What is expected: Which lines below contain "subtitle"? Copy every one of them.

Provided records:
=== Section Start ===
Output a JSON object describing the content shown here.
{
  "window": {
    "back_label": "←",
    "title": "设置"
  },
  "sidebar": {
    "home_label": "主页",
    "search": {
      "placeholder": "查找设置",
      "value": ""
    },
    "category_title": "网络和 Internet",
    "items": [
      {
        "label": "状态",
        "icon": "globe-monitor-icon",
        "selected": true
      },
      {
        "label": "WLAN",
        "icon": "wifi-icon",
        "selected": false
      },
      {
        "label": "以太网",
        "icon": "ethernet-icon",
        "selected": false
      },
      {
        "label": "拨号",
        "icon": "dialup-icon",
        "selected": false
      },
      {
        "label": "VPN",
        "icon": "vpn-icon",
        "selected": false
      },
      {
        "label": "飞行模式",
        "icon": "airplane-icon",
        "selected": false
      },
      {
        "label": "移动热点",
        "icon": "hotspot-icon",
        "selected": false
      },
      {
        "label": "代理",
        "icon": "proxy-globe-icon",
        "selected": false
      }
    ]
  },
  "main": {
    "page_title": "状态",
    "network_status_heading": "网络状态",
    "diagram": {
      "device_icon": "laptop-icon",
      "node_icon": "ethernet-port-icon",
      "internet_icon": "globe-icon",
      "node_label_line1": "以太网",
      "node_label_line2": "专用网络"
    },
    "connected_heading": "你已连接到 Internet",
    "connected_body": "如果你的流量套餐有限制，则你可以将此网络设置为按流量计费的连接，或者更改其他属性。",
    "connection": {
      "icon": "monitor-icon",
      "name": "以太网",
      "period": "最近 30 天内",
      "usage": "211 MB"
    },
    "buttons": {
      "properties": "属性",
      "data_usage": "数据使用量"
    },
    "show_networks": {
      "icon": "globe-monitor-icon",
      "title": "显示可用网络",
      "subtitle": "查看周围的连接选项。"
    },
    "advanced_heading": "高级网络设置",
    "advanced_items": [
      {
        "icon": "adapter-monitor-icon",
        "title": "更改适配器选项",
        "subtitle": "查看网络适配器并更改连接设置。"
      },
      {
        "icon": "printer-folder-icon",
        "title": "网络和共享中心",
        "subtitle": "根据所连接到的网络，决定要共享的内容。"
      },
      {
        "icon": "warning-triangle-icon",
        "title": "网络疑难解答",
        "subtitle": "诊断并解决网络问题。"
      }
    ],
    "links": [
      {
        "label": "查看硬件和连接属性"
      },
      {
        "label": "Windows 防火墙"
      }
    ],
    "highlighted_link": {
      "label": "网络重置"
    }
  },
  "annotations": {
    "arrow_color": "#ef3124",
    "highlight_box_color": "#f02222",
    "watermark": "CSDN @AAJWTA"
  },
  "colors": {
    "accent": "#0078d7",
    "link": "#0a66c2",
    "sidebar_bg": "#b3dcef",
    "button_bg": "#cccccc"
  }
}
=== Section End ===
Response area:
      "subtitle": "查看周围的连接选项。"
        "subtitle": "查看网络适配器并更改连接设置。"
        "subtitle": "根据所连接到的网络，决定要共享的内容。"
        "subtitle": "诊断并解决网络问题。"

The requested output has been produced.